Le Pen had sought to attract voters by shifting from a traditional emphasis on immigration and French identity to leaving the euro and imposing protectionist barriers, to exploit discontent over the debt crisis in Europe and globalization.
But at a congress of her National Front party in Lille, Le Pen returned to familiar anti-immigration territory, saying she had proof that all meat in Paris was halal - killed by cutting the animal's throat and letting its blood drain out.
"This situation is deception and the government has been fully aware of it for months," Le Pen said. "All the abattoirs of the Paris region have succumbed to the rules of a minority. We have reason to be disgusted."
Le Pen's aides said she would file a legal complaint on the matter. During her closing speech she said the government was bowing down to "Islamic radicals."
The main meat industry association, Interbev, denied the allegation, saying the vast majority of the meat in Paris was not slaughtered under halal practices, but the episode showed Le Pen was trying to win back wavering voters.
Most analysts deem her economic program as not credible and question the strategy of moving from the party's core message. Criticism of her economic policies has provided an opportunity for Sarkozy to woo far-right voters as he did in 2007 when he ran on a strong security and immigration platform.

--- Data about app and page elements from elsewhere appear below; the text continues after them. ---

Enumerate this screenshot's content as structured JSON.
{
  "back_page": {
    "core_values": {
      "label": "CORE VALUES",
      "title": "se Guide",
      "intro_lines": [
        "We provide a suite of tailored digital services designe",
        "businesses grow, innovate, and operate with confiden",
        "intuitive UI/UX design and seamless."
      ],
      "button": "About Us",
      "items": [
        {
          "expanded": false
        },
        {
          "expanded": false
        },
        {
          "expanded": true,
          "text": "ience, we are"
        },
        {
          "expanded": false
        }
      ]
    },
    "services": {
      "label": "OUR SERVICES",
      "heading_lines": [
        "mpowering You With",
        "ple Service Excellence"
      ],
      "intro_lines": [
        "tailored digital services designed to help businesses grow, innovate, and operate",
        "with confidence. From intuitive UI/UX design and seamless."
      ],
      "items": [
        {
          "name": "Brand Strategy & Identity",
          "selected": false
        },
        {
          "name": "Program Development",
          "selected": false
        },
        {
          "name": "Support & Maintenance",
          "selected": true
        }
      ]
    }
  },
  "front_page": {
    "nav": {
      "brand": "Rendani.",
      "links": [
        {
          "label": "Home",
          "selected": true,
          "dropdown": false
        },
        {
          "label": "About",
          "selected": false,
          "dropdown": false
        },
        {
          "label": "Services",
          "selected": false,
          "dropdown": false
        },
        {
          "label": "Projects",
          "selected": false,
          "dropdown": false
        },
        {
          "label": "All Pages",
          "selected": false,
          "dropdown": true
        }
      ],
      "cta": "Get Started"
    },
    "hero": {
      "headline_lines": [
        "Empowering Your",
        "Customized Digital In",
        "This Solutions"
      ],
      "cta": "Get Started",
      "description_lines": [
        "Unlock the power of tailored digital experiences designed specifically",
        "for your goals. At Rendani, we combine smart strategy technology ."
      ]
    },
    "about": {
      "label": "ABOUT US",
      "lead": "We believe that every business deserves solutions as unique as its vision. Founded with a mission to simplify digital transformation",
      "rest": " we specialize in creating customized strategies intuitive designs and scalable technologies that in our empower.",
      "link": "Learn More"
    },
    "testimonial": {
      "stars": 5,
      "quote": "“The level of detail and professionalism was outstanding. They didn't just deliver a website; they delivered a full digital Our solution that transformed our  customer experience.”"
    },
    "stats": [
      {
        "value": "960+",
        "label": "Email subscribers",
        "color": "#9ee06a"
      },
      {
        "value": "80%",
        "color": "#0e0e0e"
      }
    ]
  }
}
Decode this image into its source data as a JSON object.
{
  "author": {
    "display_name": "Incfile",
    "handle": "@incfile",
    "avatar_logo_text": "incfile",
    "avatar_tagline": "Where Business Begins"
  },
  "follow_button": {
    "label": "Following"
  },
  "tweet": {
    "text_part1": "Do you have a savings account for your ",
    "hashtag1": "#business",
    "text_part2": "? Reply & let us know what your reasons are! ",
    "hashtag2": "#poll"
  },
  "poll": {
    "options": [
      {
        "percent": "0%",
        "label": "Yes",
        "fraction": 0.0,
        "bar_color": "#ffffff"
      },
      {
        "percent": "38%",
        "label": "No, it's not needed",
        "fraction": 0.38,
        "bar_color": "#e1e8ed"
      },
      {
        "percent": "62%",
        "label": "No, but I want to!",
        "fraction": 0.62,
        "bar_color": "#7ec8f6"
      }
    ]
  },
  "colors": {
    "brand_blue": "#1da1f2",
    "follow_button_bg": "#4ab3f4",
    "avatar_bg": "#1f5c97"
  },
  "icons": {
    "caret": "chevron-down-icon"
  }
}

"Nicolas Sarkozy is trying to renew 2007 by encroaching on our turf," Nicolas Bay, Le Pen's adviser on immigration issues, told Reuters. "That means we have to go on the offensive as we have no intention of letting him do it again."
Le Pen is third in the opinion polls behind Socialist candidate Francois Hollande and Sarkozy. The first round of the presidential election is on April 22.

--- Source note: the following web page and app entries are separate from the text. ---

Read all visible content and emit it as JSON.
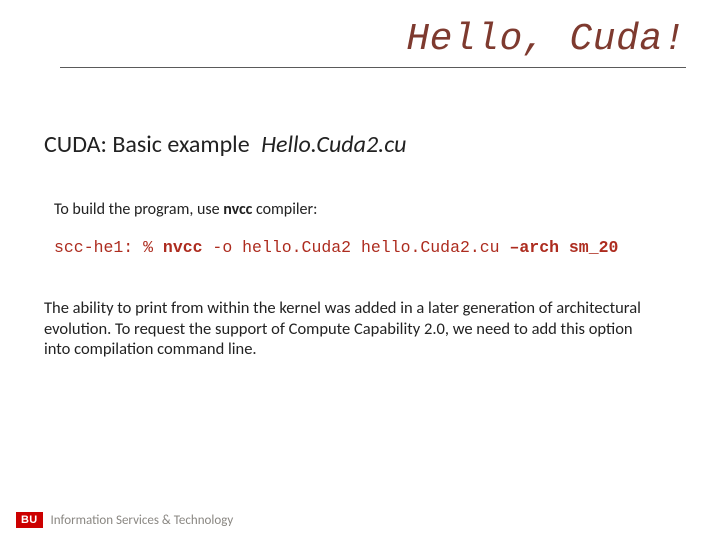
{
  "title": "Hello, Cuda!",
  "subtitle": {
    "prefix": "CUDA: Basic example ",
    "file": "Hello.Cuda2.cu"
  },
  "build_instruction": {
    "pre": "To build the program, use ",
    "bold": "nvcc",
    "post": " compiler:"
  },
  "code": {
    "prompt": "scc-he1: % ",
    "compiler": "nvcc",
    "middle": " -o hello.Cuda2 hello.Cuda2.cu ",
    "arch": "–arch sm_20"
  },
  "paragraph": "The ability to print from within the kernel was added in a later generation of architectural evolution. To request the support of Compute Capability 2.0, we need to add this option into compilation command line.",
  "footer": {
    "badge": "BU",
    "org": "Information Services & Technology"
  }
}
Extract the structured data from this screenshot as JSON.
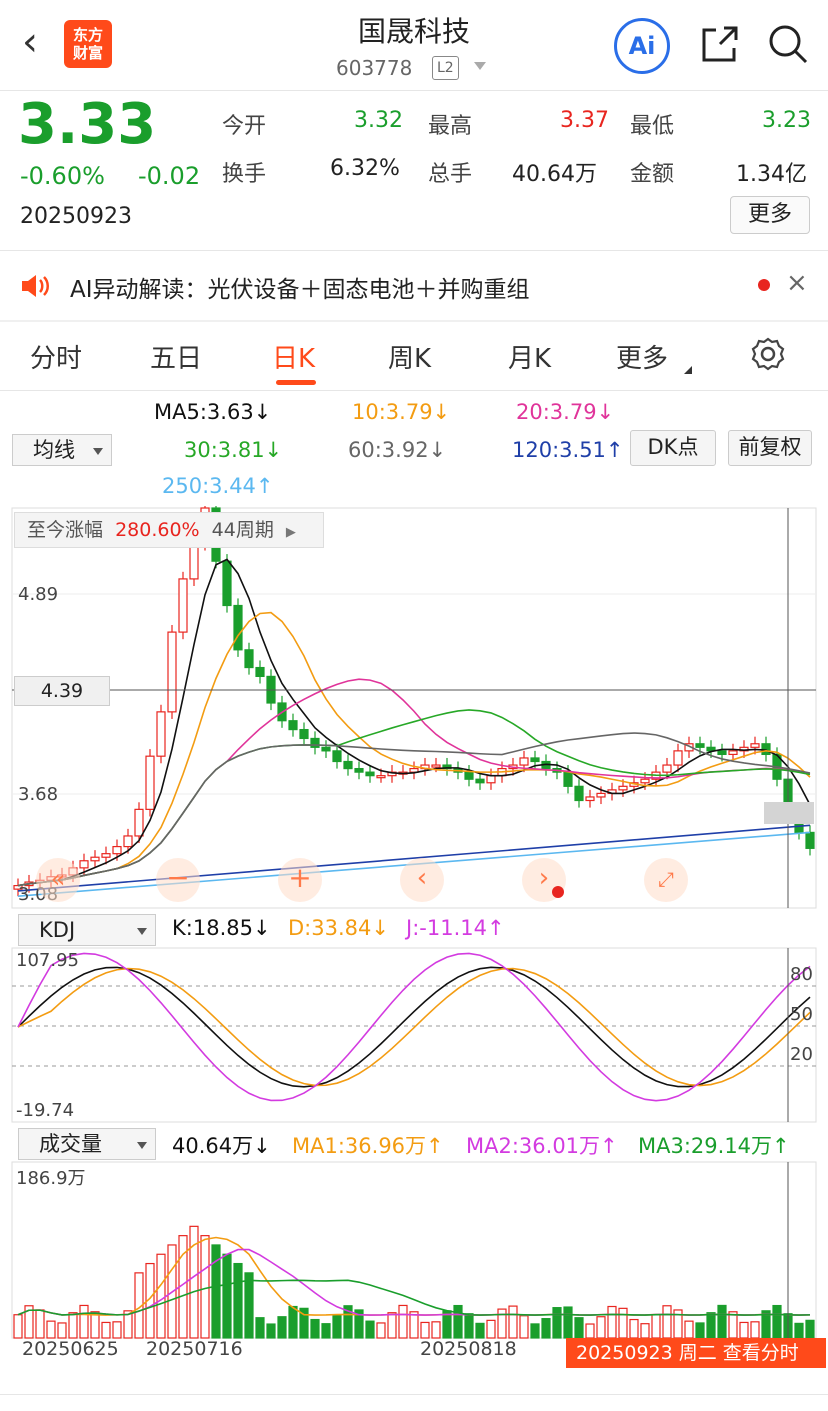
{
  "header": {
    "back_icon": "chevron-left-icon",
    "logo_text": "东方\n财富",
    "title": "国晟科技",
    "code": "603778",
    "level": "L2",
    "ai_label": "Ai"
  },
  "quote": {
    "price": "3.33",
    "pct": "-0.60%",
    "chg": "-0.02",
    "date": "20250923",
    "fields": [
      {
        "label": "今开",
        "value": "3.32",
        "color": "#1a9e2c"
      },
      {
        "label": "最高",
        "value": "3.37",
        "color": "#e8251f"
      },
      {
        "label": "最低",
        "value": "3.23",
        "color": "#1a9e2c"
      },
      {
        "label": "换手",
        "value": "6.32%",
        "color": "#222222"
      },
      {
        "label": "总手",
        "value": "40.64万",
        "color": "#222222"
      },
      {
        "label": "金额",
        "value": "1.34亿",
        "color": "#222222"
      }
    ],
    "more": "更多"
  },
  "notice": {
    "text": "AI异动解读：光伏设备＋固态电池＋并购重组",
    "close": "×"
  },
  "tabs": [
    "分时",
    "五日",
    "日K",
    "周K",
    "月K",
    "更多"
  ],
  "active_tab": "日K",
  "ma_panel": {
    "selector": "均线",
    "ma5": "MA5:3.63↓",
    "ma10": "10:3.79↓",
    "ma20": "20:3.79↓",
    "ma30": "30:3.81↓",
    "ma60": "60:3.92↓",
    "ma120": "120:3.51↑",
    "ma250": "250:3.44↑",
    "dk_button": "DK点",
    "fq_button": "前复权"
  },
  "colors": {
    "up": "#e8251f",
    "down": "#1a9e2c",
    "accent": "#ff4a1a",
    "ma5": "#111111",
    "ma10": "#f39c12",
    "ma20": "#e0349a",
    "ma30": "#27a827",
    "ma60": "#666666",
    "ma120": "#1f3fa8",
    "ma250": "#5bb8f0"
  },
  "kline": {
    "since_label": "至今涨幅",
    "since_value": "280.60%",
    "since_period": "44周期",
    "price_ticks": [
      "4.89",
      "4.39",
      "3.68",
      "3.08"
    ],
    "crosshair_price": "4.39"
  },
  "kdj": {
    "selector": "KDJ",
    "k": "K:18.85↓",
    "d": "D:33.84↓",
    "j": "J:-11.14↑",
    "ticks": [
      "107.95",
      "-19.74"
    ],
    "levels": [
      "80",
      "50",
      "20"
    ]
  },
  "volume": {
    "selector": "成交量",
    "value": "40.64万↓",
    "ma1": "MA1:36.96万↑",
    "ma2": "MA2:36.01万↑",
    "ma3": "MA3:29.14万↑",
    "top_tick": "186.9万"
  },
  "dates": [
    "20250625",
    "20250716",
    "20250818"
  ],
  "cursor_label": "20250923 周二 查看分时"
}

At one point in January, Le Pen was snapping at the conservative leader's heels, but a BVA poll on Friday showed Sarkozy had an 11 point lead over her in the first round, although it said Hollande would beat the incumbent in the May 6 runoff.

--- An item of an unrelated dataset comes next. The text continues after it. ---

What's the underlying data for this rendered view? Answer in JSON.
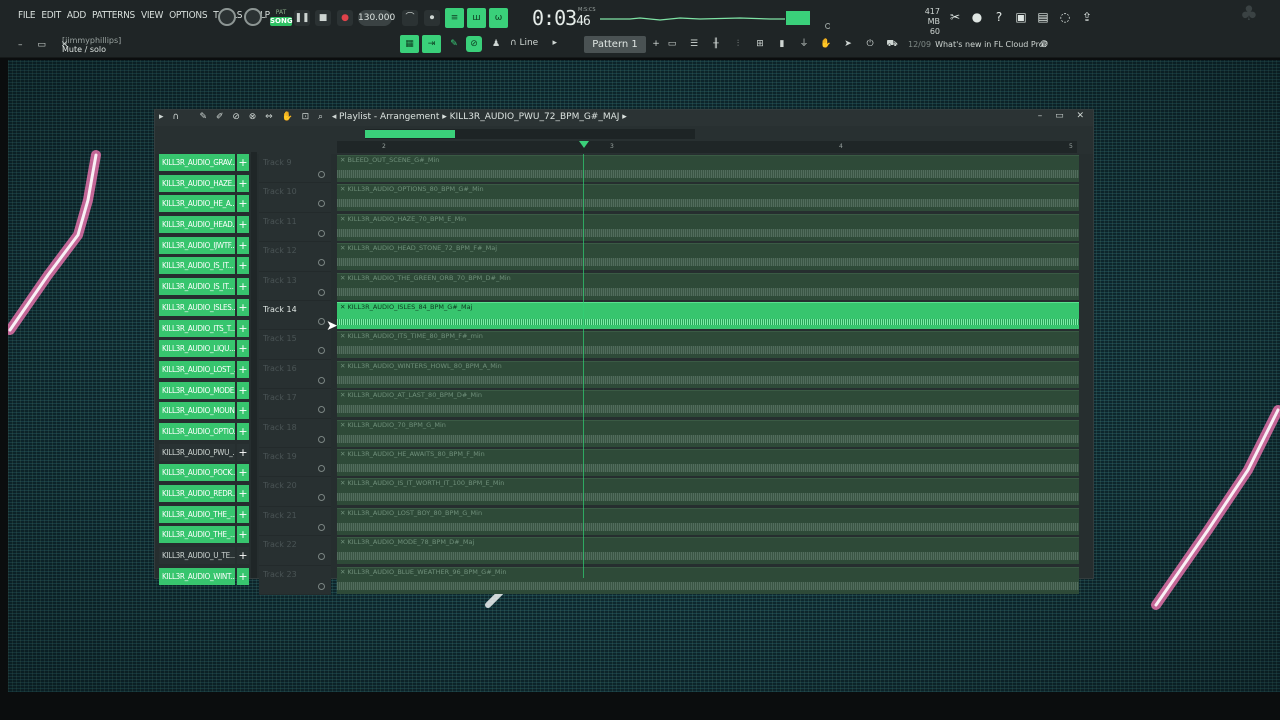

Since announcing his campaign on February 15, Sarkozy has looked further right to win votes and proposed a referendum on battling illegal immigration, something the far right has championed for several years.
In January, his government trumpeted the deportation of a record number of illegal migrants in 2011, and Sarkozy has set himself the goal of cutting legal migration to France to 150,000 people a year, having cut the quota to 180,000 from 200,000.
Le Pen's National Front, founded 40 years ago by her ex-paratrooper father Jean-Marie, is still fuelled by anti-immigrant rhetoric. Among her ideas for protecting welfare are toughening citizenship requirements, shutting borders and forbidding foreigners from access to any social aid.
She said she was the only viable voice of the nation in the face of Sarkozy and Hollande, who she described as the candidates of "globalization, immigration and insecurity."
"People of France, give Nicolas Sarkozy a red card! Get him definitively off the pitch," Le Pen said as 2,000 National Front supporters cheered, brandishing red cards and French flags.
Bay said it was important that issues such as the halal meat accusation were made public to show how Muslim values were influencing policy and endangering secular traditions.
Le Pen says that crimes committed by foreigners had risen as the number of immigrants had risen and that immigration costs France as much as 70 billion euros a year. She has pledged to reduce the number of immigrants to 10,000 a year.
"I think in 2007 (Sarkozy) managed to blindside us using our themes because he was able to appear as a new candidate ... and the National Front didn't have the dynamic we have now with Marine Le Pen," Bay said. "But now he has bad track record and we have momentum around Marine so it will be difficult for him."
Additional reporting by Gerard Bon and Patrick Vignal; Editing by Alison Williams